Indiana State University Newsroom



ISU alum helps Afghan families

November 23, 2021

Over the last few weeks, Milovan Dakic, a 2020 graduate of Indiana State University and a second lieutenant in the U.S. Air Force, has been volunteering at a special mission to help Afghan refugees entering the country following the United States' withdrawal from Afghanistan. 

Dakic works as a cultural advisor at the Joint Base McGuire-Dix-Lakehurst in New Jersey which is one of the military bases temporarily housing Afghan refugees - allies who fought alongside the U.S. military and are in imminent danger from Afghanistan's new Taliban regime. He uses his knowledge, cultural experiences, and linguistic talents to ensure successful communication with them.

"I navigate a fine line between cultural accommodation and cultural acclimation," he said. "This creates many challenges and ultimately, as an advisor I'm here to help the Afghans understand cultural differences, norms, and expectations as well as help our service members understand crucial cultural sensitivities, requirements, and backgrounds that have to be taken into consideration in this unique environment."

He describes his interactions as "extremely rewarding, fulfilling, and very eye-opening."

"It's been an incredibly difficult path for most of these people to traverse to make it to where they are now. ...talking to Afghans of all ages and hearing the one unifying message of motivation, drive, and desire to start a new chapter in their lives here in the U.S. has made me feel such genuine excitement and pride in what this country can offer. While life in the U.S. is no easy task and is not always ideal, the concept of the coveted American Dream is very real and very attainable for them."

"...Seeing the strength of this environment of hope, optimism and drive has made me feel immensely proud to call myself an American and makes me want to do anything I possibly can to enable them to experience all of the opportunities that exist here and to find success in their future endeavors as Americans. These people will never forget where they came from and what they experienced, but they are ready to become our neighbors and become just as American as any one of us."

Dakic, a Terre Haute native, earned a bachelor's degree in political science and a minor in geographic information science from ISU. While at ISU, he was a cadet in the Air Force Reserve Officer Training Corps (AFROTC) program. As part of AFROTC, he received a scholarship called Project Global Officer (GO) which enabled him to attain a longtime personal goal of learning the Persian language (Farsi).

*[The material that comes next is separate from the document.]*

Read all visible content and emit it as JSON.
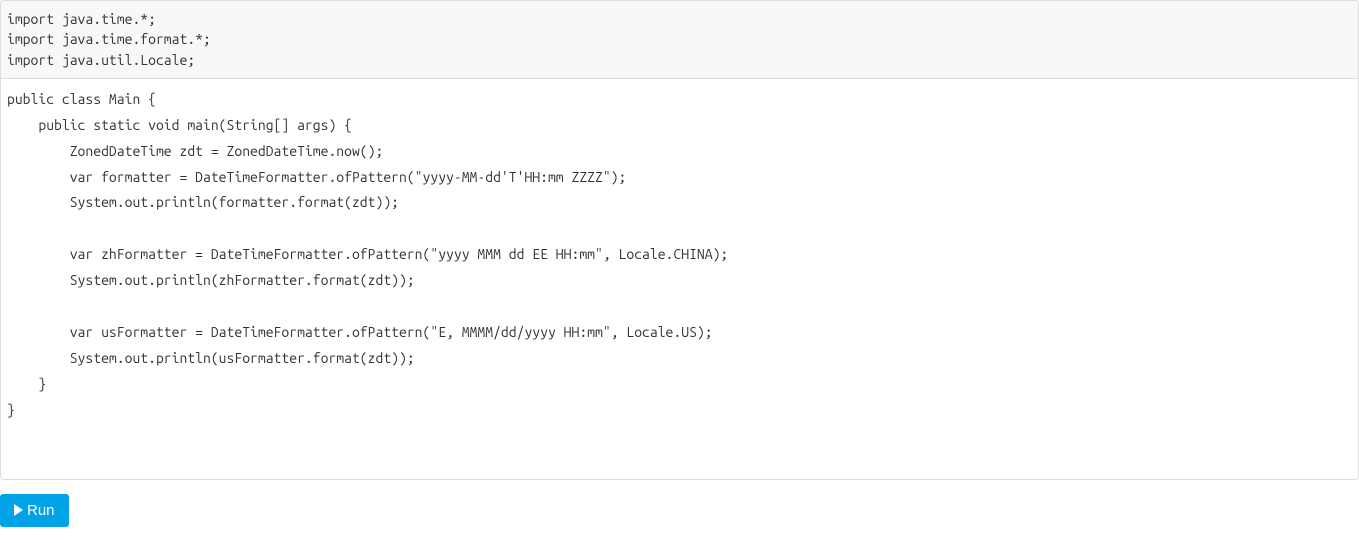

Project GO and other federal scholarships covered the costs of Dakic's intensive Persian language study and a semester in Dushanbe, Tajikistan. "While abroad, I was able to volunteer with an NGO and help teach displaced Afghans in Tajikistan English," he said. "This was my first exposure to working with Afghans and it left an amazing impression. I am infinitely grateful to ISU for having made this one-off, atypical study abroad a possibility and for supporting my desire to do something, not on the standard beaten path."

Growing up, Dakic was interested in international relations, history, politics, and diplomacy, and he says the supportive faculty at ISU enabled him to discover these topics further. "This environment that genuinely promoted learning beyond just classroom activities inspired me to read more about the history of countries and regions I was interested in (specifically Afghanistan), and has paid dividends in the long run," he said. "I attribute my experience at ISU as a key factor in the successes and opportunities I have enjoyed thus far."

After graduation, Dakic was commissioned in the U.S. Air Force and is now currently stationed out of Moody Air Force Base working at the 81st Fighter Squadron. Serving the U.S. is important to him, inspired by the example of his grandfather, a veteran, and his father who came to the U.S. from Yugoslavia.

"...I think giving back to the country that has enabled my family and me to do so many amazing things is an immense privilege and a duty," he said. "When I look back at my family's past, I realize how important it is to acknowledge all that was sacrificed to enable the life I currently enjoy. I think continuing this legacy of service is the best way I can repay this country for everything it has given me."